### Directions for this task:
If a line in the material below has the word "JSON", copy it.

[Opening Input section]

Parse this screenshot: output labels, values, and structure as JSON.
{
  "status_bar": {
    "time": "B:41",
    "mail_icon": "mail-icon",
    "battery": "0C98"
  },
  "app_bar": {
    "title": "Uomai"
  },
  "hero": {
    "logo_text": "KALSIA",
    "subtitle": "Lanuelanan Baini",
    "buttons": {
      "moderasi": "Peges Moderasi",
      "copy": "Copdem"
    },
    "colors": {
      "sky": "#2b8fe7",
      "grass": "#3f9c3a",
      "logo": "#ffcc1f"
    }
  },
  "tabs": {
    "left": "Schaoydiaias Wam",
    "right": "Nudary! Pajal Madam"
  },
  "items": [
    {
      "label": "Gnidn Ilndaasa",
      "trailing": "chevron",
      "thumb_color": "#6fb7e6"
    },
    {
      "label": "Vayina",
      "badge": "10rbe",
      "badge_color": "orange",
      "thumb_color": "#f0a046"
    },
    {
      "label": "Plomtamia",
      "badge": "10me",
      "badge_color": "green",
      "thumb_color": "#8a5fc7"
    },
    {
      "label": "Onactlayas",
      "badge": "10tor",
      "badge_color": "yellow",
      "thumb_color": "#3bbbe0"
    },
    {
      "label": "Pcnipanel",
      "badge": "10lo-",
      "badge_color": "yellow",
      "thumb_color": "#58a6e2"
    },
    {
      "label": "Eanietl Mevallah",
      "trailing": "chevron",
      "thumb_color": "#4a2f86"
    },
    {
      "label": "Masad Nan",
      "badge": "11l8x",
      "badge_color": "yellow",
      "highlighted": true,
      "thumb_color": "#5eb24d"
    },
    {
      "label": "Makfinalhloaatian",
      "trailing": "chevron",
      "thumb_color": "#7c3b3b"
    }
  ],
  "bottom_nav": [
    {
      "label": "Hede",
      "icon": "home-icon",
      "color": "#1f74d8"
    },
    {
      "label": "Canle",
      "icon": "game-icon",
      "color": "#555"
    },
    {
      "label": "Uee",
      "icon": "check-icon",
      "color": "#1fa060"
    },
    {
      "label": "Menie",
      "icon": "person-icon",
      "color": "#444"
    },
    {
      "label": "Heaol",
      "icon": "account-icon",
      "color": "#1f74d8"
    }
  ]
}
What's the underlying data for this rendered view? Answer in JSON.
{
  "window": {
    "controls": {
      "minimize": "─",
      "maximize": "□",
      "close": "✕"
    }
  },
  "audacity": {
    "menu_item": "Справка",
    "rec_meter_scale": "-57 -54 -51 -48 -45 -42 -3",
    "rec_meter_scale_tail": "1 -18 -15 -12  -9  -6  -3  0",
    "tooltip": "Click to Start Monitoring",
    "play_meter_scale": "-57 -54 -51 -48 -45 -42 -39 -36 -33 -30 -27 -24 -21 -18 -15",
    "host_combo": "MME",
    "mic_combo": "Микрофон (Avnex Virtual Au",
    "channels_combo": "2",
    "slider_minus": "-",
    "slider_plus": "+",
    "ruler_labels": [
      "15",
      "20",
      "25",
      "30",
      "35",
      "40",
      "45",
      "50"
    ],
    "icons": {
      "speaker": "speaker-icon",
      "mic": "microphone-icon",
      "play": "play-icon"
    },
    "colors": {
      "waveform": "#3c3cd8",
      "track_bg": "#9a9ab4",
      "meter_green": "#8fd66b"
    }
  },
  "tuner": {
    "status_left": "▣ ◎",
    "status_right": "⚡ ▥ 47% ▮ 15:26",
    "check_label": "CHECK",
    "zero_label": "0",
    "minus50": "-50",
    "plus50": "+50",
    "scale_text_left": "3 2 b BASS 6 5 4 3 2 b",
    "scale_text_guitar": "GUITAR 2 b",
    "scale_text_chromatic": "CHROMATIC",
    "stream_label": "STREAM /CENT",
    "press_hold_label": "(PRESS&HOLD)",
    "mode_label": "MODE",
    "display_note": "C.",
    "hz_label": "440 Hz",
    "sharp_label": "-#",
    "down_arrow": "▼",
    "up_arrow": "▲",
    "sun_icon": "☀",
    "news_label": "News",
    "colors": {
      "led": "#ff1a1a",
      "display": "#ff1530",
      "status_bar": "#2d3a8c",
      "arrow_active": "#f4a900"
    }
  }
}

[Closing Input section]

### Solution:
Parse this screenshot: output labels, values, and structure as JSON.
What's the underlying data for this rendered view? Answer in JSON.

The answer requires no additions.